Crystal L. Weagle, Dalhousie University
Nofel Lagrosas, Ateneo de Manila University
39 co-authors, various institutions

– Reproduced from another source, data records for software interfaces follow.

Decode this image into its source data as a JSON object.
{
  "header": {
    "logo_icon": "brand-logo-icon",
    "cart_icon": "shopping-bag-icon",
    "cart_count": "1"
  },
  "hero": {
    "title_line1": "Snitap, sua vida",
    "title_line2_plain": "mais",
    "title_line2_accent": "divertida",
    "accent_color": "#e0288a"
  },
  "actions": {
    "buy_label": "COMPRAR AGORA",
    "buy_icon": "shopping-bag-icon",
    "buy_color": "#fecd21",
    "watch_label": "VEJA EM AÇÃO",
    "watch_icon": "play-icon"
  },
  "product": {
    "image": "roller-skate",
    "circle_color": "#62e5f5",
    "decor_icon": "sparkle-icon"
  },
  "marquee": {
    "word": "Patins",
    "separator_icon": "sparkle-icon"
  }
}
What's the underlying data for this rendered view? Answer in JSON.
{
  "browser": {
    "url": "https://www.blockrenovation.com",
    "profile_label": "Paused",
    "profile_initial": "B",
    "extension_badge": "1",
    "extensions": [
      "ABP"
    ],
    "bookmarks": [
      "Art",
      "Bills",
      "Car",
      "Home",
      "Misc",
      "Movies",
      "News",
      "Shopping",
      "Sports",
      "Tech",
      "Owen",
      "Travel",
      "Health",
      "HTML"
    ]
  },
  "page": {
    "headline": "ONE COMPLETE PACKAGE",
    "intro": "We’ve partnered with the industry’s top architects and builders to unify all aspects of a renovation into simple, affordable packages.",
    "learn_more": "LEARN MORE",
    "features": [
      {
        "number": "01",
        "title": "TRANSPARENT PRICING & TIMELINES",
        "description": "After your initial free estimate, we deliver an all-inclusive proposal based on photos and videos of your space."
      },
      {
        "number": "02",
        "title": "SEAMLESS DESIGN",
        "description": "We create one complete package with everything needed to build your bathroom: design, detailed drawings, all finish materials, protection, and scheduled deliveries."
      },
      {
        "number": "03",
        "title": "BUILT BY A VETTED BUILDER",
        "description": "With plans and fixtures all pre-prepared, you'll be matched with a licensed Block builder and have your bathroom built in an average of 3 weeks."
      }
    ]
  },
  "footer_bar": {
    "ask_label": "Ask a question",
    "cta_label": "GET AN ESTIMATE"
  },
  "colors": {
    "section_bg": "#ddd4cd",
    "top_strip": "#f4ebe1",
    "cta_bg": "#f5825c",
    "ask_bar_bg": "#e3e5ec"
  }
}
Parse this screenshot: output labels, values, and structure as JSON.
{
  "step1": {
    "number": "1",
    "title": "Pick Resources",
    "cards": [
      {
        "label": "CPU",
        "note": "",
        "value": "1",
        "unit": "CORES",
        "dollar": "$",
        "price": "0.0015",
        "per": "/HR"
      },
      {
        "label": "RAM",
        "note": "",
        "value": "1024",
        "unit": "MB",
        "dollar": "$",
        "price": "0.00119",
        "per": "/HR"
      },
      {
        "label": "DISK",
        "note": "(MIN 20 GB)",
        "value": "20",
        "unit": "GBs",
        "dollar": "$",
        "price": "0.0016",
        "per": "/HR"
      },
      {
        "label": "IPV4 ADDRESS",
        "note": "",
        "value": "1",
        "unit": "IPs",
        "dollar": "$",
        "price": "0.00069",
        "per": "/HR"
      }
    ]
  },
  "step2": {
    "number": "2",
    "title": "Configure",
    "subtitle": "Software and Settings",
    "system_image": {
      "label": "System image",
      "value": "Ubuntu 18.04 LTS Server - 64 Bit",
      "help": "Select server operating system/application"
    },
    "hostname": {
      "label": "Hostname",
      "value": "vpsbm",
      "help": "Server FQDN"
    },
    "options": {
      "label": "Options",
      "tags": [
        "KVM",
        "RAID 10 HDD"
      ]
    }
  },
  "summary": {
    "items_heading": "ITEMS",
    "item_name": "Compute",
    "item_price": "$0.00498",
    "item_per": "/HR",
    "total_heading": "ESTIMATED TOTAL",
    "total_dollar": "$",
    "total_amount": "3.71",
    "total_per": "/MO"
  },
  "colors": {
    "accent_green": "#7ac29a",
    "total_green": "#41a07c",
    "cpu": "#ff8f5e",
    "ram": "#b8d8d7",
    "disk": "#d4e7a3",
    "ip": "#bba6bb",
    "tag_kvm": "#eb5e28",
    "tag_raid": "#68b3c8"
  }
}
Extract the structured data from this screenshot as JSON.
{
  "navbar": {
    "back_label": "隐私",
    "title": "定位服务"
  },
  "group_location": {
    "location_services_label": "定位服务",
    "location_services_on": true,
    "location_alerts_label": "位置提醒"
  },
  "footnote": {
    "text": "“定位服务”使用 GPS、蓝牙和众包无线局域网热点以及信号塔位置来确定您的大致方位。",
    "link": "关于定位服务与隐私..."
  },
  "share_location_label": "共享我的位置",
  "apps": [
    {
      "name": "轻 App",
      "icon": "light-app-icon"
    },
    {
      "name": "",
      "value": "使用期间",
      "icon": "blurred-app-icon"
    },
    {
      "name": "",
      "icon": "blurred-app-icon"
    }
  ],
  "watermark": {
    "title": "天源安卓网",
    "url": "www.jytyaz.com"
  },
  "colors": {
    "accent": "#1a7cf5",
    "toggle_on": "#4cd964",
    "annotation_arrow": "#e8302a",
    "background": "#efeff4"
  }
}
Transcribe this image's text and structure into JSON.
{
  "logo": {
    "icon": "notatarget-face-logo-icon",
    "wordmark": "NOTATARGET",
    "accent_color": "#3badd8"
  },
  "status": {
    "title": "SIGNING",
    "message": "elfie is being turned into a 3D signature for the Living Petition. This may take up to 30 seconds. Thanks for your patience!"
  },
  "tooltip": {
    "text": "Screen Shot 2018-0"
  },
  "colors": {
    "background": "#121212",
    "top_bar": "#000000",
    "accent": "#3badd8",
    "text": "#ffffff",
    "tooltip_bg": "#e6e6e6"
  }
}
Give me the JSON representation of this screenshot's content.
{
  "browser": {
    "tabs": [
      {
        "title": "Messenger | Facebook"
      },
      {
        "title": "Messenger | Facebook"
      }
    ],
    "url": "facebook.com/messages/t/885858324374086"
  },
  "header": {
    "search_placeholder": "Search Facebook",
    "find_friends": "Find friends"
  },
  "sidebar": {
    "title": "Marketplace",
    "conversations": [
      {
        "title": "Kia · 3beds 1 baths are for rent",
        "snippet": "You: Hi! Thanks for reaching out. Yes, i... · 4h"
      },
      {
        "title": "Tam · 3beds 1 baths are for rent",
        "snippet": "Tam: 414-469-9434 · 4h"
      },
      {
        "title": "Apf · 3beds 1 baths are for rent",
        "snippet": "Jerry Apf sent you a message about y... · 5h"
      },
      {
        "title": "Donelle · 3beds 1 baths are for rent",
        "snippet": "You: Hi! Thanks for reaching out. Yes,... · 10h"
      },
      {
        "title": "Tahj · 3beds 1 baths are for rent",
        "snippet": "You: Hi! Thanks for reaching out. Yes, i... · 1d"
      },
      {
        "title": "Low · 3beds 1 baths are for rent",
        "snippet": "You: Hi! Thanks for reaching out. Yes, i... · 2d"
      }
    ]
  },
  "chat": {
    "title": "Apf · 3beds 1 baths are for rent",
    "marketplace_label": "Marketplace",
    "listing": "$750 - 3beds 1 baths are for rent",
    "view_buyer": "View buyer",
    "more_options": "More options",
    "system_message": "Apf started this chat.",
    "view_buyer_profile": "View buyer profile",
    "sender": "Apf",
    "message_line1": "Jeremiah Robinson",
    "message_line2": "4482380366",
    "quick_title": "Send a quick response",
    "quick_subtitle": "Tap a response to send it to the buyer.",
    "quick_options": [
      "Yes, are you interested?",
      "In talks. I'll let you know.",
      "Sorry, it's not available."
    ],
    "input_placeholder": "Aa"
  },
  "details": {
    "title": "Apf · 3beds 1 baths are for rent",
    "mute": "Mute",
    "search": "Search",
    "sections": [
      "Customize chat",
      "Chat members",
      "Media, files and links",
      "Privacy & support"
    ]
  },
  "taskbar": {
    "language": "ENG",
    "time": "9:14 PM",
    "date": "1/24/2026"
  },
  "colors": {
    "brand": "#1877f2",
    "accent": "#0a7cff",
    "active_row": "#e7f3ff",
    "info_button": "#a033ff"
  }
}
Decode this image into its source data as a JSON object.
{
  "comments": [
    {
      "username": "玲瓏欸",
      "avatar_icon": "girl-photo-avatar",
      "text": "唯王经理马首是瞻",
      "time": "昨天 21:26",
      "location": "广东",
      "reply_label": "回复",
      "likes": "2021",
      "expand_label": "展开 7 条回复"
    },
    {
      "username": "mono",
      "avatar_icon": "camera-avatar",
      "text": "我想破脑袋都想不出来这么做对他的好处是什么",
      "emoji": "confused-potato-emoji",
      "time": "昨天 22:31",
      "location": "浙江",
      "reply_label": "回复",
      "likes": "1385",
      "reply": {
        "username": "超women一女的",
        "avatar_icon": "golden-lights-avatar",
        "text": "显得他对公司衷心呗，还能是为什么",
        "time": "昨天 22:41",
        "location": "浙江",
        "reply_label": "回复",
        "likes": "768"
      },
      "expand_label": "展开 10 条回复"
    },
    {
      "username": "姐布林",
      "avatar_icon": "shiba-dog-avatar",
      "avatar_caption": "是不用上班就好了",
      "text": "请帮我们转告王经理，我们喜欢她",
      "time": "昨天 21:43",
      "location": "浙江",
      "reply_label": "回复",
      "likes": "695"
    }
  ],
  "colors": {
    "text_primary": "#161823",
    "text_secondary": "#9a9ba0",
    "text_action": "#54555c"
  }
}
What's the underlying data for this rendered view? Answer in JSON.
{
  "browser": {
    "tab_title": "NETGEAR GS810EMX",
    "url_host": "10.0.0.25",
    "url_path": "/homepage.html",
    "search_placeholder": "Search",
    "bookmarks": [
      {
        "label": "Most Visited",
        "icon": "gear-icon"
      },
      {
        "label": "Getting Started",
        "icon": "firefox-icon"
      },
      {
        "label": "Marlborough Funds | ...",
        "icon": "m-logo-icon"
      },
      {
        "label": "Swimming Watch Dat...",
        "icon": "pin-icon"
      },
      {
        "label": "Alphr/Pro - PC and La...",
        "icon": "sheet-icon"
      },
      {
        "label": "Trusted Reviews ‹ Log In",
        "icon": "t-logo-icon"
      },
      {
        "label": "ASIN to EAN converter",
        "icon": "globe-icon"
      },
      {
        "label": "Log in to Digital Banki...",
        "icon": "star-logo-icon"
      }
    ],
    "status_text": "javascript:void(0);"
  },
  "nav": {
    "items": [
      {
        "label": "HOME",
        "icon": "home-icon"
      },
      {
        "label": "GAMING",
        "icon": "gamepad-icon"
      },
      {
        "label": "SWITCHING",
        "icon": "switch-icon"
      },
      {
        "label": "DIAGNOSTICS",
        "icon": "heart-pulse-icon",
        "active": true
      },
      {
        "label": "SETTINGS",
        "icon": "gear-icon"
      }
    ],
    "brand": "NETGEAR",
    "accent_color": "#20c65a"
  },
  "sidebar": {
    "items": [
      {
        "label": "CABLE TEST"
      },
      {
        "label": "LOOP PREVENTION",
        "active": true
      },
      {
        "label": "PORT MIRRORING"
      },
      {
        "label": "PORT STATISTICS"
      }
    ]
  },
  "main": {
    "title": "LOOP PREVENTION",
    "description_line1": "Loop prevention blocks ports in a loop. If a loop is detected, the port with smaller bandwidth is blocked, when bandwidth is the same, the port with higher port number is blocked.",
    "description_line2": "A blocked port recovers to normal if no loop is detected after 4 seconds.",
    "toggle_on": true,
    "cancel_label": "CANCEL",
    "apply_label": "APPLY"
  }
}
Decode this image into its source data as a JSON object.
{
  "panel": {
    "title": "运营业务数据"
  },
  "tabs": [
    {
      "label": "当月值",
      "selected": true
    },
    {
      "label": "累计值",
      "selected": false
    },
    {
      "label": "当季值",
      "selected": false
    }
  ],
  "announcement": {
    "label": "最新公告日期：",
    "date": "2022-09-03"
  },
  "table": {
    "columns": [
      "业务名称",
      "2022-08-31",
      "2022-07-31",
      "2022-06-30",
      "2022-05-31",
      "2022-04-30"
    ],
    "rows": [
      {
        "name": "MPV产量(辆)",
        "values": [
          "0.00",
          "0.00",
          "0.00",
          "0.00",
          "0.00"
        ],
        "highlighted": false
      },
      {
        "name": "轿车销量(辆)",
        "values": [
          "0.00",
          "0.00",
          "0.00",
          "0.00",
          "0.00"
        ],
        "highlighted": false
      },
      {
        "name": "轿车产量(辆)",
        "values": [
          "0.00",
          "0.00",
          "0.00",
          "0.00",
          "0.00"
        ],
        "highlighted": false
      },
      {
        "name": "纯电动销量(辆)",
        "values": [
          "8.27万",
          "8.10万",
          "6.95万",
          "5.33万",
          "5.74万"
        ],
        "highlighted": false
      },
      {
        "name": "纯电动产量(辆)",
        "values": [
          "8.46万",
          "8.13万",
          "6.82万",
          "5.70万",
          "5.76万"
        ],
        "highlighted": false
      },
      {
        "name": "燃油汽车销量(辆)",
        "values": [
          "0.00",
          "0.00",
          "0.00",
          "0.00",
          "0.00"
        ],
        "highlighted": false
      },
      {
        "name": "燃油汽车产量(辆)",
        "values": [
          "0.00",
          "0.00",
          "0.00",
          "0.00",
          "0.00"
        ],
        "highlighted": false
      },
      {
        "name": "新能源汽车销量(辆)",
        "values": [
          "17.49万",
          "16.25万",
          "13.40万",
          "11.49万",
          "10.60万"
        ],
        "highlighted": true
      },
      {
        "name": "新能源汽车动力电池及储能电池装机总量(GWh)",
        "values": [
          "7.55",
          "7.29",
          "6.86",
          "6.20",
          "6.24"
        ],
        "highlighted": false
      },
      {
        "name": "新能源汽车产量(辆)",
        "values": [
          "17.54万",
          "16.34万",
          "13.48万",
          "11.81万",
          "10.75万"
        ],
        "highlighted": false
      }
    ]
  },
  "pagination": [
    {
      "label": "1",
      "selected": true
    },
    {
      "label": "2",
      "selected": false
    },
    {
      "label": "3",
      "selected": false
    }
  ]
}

Exposure to ambient fine particulate matter (PM2.5) is a leading risk factor for the global burden of disease. However, uncertainty remains about PM2.5 sources. We use a global chemical transport model (GEOS-Chem) simulation for 2014, constrained by satellite-based estimates of PM2.5 to interpret globally dispersed PM2.5 mass and composition measurements from the ground-based surface particulate matter network (SPARTAN). Measured site mean PM2.5 composition varies substantially for secondary inorganic aerosols (2.4–19.7 μg/m3), mineral dust (1.9–14.7 μg/m3), residual/organic matter (2.1–40.2 μg/m3), and black carbon (1.0–7.3 μg/m3). Interpretation of these measurements with the GEOS-Chem model yields insight into sources affecting each site. Globally, combustion sectors such as residential energy use (7.9 μg/m3), industry (6.5 μg/m3), and power generation (5.6 μg/m3) are leading sources of outdoor global population-weighted PM2.5 concentrations. Global population-weighted organic mass is driven by the residential energy sector (64%) whereas population-weighted secondary inorganic concentrations arise primarily from industry (33%) and power generation (32%). Simulation-measurement biases for ammonium nitrate and dust identify uncertainty in agricultural and crustal sources. Interpretation of initial PM2.5 mass and composition measurements from SPARTAN with the GEOS-Chem model constrained by satellite-based PM2.5 provides insight into sources and processes that influence the global spatial variation in PM2.5 composition.